Judge Loya’s death: Lawyers association seeks review of SC order on independent probe demand2 min read . Updated: 21 May 2018, 06:00 PM IST
The Bombay Lawyers Association says that the judgment in the judge Brijgopal Harkishan Loya's death case be recalled as it suffers from serious infirmities
New Delhi: The Bombay Lawyers Association (BLA) approached the Supreme Court on Monday seeking a review of its 19 April order dismissing a batch of petitions that sought an independent investigation into the circumstances surrounding judge Brijgopal Harkishan Loya’s death.
Seeking to set aside the top courts’ dismissal order, the petitioners claim it to be “manifestly wrong" and one that has resulted in “miscarriage of justice".
“The Hon’ble court, with respect, has committed error apparent on the face of the record and/or without sufficient reason discarded the Caravan articles overlooking the fact that the initiation of enquiry raised serious doubts about its independence and integrity," the review petition stated.
Claiming that the judgment be recalled as it suffers from serious infirmities, the petitioner added: “The judgment proceeds and relies virtually entirely on the statement of the judges who were with judge Loya at the time of his death. But the court ought to have allowed the petitioner association to cross-examine persons who have given their statements to the commissioner intelligence."
On 19 April, a ruling by a three-judge bench comprising Chief Justice Dipak Misra and A.M. Khanwilkar and D.Y. Chandrachud held, “There is no reason for the court to doubt the clear and consistent statements of the four judicial officers. The documentary material on the record indicates that the death of judge Loya was due to natural causes."

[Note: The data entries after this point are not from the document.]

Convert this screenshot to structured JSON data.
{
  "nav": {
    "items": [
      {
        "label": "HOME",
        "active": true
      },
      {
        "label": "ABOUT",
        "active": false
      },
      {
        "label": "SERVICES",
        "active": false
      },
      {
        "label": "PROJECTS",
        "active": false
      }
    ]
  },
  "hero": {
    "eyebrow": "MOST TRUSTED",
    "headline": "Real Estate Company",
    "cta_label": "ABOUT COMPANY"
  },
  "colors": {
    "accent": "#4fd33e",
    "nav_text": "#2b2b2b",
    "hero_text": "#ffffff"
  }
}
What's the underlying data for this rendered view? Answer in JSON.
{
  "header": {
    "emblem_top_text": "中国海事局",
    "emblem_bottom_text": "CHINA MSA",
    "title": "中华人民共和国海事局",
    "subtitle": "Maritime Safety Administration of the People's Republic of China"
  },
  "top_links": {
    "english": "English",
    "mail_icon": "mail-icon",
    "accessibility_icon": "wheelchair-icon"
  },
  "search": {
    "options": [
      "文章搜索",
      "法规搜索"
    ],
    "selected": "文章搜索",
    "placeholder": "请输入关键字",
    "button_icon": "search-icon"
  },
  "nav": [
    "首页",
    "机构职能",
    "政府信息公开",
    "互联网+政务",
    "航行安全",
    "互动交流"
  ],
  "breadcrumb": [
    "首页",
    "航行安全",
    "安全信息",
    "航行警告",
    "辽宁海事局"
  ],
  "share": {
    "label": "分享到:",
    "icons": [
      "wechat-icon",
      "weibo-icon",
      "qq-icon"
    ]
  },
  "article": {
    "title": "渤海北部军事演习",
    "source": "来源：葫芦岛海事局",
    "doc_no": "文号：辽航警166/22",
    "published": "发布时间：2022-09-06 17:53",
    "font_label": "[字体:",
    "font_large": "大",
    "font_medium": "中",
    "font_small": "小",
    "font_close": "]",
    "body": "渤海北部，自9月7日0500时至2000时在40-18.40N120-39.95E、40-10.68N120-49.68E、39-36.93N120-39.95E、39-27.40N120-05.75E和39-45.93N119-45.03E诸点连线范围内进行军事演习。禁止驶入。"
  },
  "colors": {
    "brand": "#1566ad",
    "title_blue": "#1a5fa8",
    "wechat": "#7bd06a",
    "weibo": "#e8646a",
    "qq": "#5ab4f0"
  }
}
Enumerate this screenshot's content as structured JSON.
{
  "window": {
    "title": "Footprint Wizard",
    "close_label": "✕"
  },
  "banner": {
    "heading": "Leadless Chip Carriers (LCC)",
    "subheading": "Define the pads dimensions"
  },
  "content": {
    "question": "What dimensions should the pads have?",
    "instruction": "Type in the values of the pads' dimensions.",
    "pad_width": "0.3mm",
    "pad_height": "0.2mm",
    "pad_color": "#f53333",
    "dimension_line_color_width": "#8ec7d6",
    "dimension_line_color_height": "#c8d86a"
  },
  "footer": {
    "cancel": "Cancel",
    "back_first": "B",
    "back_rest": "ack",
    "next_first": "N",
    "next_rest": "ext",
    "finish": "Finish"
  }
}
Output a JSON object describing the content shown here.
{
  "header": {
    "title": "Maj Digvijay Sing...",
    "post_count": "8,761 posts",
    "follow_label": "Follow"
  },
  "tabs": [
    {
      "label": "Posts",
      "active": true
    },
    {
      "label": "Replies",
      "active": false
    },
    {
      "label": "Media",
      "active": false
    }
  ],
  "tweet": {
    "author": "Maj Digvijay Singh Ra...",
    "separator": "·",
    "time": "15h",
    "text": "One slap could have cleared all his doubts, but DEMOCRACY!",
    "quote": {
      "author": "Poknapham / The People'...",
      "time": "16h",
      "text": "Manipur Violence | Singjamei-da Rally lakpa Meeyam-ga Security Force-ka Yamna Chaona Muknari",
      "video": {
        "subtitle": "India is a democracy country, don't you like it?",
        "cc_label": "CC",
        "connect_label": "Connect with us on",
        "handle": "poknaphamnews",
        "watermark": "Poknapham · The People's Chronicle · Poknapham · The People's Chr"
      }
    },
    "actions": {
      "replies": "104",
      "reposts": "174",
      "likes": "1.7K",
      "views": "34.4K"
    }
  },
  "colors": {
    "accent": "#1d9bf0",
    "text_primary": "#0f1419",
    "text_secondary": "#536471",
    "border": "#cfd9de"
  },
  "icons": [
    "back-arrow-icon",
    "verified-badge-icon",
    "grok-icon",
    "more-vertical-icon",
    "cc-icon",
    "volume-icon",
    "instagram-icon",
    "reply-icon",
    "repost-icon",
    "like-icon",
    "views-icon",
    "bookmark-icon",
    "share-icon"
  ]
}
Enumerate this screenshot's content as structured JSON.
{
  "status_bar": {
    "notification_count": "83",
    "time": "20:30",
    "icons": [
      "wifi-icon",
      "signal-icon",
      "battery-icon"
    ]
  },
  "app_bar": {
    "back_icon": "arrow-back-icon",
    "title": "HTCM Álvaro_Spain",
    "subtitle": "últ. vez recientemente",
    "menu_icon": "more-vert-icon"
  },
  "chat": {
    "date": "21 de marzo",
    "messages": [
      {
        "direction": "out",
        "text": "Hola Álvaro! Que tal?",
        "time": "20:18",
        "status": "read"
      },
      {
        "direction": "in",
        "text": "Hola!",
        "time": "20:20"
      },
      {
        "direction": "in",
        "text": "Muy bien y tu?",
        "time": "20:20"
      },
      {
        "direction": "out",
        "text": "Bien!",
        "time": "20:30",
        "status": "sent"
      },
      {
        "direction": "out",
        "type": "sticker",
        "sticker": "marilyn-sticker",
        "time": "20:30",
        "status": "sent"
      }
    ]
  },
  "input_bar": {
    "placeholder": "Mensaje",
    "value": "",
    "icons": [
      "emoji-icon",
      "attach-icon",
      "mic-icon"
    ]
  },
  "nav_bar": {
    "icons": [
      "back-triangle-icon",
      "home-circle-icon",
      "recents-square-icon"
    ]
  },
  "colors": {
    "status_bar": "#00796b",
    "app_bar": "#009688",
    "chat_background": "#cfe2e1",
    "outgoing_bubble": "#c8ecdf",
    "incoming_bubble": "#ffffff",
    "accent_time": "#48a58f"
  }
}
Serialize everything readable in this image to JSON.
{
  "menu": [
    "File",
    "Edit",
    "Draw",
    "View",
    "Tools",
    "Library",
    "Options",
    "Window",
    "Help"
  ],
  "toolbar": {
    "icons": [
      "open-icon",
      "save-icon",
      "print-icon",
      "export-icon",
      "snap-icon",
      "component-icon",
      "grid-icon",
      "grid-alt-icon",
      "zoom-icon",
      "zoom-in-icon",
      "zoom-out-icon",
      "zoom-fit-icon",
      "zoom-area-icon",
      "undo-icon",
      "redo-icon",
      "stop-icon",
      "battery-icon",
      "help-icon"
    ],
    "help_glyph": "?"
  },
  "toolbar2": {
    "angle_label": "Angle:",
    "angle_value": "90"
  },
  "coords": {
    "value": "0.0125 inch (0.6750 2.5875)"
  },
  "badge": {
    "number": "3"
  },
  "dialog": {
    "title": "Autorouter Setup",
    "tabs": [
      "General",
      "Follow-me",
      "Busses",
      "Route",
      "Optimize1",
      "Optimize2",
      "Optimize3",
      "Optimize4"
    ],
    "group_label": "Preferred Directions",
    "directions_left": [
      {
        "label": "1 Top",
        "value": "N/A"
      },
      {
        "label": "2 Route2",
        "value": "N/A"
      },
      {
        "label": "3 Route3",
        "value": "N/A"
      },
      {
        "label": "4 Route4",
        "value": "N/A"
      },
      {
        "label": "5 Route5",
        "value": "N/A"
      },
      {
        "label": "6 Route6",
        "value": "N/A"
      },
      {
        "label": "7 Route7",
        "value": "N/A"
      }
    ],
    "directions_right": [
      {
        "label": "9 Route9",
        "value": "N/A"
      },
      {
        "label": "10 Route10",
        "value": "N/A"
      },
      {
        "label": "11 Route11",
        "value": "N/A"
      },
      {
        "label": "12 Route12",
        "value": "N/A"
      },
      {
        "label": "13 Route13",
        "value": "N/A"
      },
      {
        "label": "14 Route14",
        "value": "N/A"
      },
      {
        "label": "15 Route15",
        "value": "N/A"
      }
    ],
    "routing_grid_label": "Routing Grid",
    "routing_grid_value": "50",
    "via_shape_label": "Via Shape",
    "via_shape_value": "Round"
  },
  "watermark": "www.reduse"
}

Judge Loya died in December 2014 while presiding over the Central Bureau of Investigation (CBI) court hearing the high-profile case on the killing of Sohrabuddin Sheikh in a staged encounter with the police in 2005.
The judge’s death—which followed complaints of chest pain—became controversial after his family members alleged foul play in a magazine article published last year.
In their ruling the court also expressed anguish over the petitioners’ claims, calling them a serious attempt to “scandalize and obstruct the judicial process".
It would be a “travesty of justice" to malign the image of judges of the Bombay high court who were present with Loya before his death, it was added.
The court expressed “disbelief" over what it said was a misuse of public interest litigations to achieve vested interests for business, personal or political agendas, preventing the judiciary from attending to important matters.
According to the documents submitted to the court, four judicial officers who accompanied Loya to the hospital after he complained of chest pain have denied any foul play in their statements.